©Philip Precey

Greater Butterfly-orchid

©Jim Higham

Greater butterfly-orchid

Scientific name: Platanthera chlorantha
The Greater butterfly-orchid is a tall orchid of hay meadows, grasslands and ancient woodlands. It has whitish-green flowers that have spreading petals and sepals - a bit like the wings of a butterfly.

Species information

Statistics

Height: 20-40cm

Conservation status

Classified as Near Threatened on the Vascular Plant Red Data List for Great Britain.

When to see

May to July

About

The Greater butterfly-orchid is a distinctive plant of hay meadows, grasslands and ancient woodlands on chalk soils.
Its flower spike can grow quite tall, displaying up to 30 whitish-green flowers in a loose cluster from May to July. The spreading sepals and petals of the flowers look a bit like the wings of a butterfly.

How to identify

The Greater butterfly orchid has a tall flower spike with loosely clustered, whitish-green flowers, each with spreading sepals and petals. It has a pair of broad, shiny, elliptical and spotless leaves at the base of its stem. The very similar Lesser Butterfly-orchid holds its two pollen-bearing structures inside its flowers parallel and much closer together.

Distribution

Widespread, but most common in Southern England.

Did you know?

The flowers of the Greater butterfly-orchid produce a strong scent at night, attracting night-flying moths that pollinate it.

How people can help

The Wildlife Trusts manage many grassland and woodland habitats sympathetically for the benefit of all kinds of wildlife. Careful grazing with traditional breeds, hay-cutting at the right time, scrub clearance and coppicing are just some of the ways grasslands and woodlands are kept in good condition.
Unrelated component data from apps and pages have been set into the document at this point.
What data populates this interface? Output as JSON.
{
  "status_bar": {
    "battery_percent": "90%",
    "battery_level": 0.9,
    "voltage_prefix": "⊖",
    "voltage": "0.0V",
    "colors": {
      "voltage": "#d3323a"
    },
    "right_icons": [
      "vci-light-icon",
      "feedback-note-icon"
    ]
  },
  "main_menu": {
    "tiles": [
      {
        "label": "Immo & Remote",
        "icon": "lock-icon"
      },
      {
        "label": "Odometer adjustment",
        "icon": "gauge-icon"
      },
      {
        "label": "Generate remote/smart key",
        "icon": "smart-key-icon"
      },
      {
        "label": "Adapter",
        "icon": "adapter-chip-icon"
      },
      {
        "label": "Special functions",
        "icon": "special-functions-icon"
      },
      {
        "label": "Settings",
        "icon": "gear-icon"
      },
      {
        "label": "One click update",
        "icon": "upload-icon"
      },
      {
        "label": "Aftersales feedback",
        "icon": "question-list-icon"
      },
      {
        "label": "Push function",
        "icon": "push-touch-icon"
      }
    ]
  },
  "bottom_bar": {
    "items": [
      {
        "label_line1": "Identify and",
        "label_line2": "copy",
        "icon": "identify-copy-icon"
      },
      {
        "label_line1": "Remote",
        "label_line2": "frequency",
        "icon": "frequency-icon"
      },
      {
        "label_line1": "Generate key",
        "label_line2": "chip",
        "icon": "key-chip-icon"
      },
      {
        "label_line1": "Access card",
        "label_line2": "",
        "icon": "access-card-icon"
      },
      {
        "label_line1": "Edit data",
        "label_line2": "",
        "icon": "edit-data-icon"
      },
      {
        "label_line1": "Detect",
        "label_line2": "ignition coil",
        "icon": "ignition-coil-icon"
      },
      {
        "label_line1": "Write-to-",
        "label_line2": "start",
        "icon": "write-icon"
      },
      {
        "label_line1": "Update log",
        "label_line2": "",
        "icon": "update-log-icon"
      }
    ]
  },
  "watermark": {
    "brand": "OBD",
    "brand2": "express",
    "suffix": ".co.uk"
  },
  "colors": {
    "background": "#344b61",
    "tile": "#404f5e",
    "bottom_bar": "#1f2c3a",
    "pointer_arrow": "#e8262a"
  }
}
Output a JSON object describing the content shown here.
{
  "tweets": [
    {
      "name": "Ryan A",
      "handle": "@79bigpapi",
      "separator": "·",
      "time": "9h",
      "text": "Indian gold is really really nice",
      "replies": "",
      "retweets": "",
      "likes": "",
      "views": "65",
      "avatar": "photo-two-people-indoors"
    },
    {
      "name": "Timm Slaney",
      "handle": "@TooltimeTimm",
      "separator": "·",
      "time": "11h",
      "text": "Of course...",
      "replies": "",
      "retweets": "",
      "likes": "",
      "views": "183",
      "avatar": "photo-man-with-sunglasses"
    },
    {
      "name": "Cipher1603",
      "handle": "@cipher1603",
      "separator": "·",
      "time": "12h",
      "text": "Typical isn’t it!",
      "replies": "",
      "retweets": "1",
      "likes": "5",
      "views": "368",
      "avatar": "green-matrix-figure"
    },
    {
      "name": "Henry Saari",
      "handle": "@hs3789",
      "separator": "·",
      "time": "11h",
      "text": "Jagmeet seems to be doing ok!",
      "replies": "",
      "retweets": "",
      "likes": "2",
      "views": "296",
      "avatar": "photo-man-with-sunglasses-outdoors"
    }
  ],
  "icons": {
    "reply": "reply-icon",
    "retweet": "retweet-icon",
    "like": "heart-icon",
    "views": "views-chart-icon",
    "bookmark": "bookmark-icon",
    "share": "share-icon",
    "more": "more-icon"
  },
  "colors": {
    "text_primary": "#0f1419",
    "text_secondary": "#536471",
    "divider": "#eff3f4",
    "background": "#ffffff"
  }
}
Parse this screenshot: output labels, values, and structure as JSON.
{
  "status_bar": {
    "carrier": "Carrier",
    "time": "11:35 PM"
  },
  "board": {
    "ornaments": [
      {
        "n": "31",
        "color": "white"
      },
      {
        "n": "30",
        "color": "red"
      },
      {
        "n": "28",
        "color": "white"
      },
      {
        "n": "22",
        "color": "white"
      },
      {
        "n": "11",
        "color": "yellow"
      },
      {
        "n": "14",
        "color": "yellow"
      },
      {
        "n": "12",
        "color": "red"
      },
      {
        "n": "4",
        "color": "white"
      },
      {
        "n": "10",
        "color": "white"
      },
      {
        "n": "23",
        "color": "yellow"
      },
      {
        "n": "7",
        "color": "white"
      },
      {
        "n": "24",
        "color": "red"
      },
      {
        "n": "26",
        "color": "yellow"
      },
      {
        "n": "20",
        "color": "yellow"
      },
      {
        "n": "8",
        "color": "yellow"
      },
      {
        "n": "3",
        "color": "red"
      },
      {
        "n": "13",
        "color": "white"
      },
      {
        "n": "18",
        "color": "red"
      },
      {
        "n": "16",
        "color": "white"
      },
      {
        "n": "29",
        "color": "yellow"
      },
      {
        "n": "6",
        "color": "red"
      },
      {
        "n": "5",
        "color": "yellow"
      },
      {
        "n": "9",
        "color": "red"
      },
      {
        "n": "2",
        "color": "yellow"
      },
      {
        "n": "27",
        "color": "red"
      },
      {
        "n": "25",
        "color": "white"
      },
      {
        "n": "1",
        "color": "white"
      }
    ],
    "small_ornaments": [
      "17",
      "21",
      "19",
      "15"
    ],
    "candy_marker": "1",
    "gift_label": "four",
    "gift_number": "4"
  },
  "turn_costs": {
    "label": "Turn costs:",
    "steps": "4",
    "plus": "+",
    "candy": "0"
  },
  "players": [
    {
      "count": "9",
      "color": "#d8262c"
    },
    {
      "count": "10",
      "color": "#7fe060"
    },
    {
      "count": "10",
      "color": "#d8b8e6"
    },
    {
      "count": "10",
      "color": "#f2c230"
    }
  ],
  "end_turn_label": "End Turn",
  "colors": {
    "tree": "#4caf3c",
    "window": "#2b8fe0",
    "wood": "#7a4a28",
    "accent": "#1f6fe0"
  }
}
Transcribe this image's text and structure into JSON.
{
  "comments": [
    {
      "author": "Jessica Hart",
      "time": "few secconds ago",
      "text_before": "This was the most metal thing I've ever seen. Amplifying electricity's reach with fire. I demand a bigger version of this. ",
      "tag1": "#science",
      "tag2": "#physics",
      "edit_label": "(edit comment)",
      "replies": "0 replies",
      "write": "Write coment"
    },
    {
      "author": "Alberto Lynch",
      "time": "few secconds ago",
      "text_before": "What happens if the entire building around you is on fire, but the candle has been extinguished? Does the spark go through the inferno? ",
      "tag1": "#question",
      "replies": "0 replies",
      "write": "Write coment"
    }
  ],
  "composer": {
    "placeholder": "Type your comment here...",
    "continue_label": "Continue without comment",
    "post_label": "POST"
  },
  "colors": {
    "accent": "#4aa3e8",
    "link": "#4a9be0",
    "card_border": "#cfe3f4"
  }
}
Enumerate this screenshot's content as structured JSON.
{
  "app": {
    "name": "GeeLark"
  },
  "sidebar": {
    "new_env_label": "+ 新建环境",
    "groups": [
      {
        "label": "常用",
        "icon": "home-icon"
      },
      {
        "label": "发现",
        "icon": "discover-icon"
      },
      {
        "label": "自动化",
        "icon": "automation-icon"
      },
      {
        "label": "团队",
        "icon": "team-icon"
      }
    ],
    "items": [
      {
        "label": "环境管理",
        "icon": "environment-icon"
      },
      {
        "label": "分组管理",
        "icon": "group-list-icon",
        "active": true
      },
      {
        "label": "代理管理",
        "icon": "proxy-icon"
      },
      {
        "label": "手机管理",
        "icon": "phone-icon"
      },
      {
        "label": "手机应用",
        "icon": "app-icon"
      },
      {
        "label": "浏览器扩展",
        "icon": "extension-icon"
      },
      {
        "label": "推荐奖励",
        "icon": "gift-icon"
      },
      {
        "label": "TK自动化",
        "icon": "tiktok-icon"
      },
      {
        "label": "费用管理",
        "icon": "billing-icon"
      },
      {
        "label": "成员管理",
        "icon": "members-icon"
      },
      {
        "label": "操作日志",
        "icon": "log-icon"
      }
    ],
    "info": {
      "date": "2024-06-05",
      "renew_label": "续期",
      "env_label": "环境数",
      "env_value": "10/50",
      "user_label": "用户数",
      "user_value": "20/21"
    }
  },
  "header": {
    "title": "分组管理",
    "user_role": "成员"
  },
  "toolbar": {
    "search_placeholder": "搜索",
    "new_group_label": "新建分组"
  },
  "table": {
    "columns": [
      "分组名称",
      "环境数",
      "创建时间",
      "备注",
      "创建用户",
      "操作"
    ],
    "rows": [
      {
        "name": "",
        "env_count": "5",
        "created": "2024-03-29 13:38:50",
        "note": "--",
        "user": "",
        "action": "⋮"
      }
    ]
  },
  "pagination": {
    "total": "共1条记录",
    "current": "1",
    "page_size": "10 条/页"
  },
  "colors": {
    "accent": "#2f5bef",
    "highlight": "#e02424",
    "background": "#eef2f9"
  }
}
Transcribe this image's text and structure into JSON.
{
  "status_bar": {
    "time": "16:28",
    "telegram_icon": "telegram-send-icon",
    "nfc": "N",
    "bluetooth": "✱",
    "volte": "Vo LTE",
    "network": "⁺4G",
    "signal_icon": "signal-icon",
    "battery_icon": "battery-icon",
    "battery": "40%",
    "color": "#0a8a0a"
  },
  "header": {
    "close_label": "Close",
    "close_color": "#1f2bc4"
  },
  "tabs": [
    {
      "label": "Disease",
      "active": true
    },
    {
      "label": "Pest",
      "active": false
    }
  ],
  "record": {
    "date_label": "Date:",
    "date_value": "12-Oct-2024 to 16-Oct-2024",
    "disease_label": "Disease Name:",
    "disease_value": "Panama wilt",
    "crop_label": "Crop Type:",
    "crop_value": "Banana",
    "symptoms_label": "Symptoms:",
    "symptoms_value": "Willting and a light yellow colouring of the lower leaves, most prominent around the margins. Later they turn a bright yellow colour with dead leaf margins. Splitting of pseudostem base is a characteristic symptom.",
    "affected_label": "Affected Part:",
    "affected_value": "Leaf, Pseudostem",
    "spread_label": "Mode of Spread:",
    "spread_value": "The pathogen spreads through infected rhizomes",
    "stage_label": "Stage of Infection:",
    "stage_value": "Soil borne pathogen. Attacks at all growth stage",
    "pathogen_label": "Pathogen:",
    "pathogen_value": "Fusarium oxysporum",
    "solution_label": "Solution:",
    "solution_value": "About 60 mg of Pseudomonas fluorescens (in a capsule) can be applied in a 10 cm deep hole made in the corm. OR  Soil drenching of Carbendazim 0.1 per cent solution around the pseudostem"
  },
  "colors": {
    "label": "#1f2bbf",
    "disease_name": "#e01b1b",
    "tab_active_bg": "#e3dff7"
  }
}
By volunteering for your local Trust you can help too, and you'll make new friends and learn new skills along the way.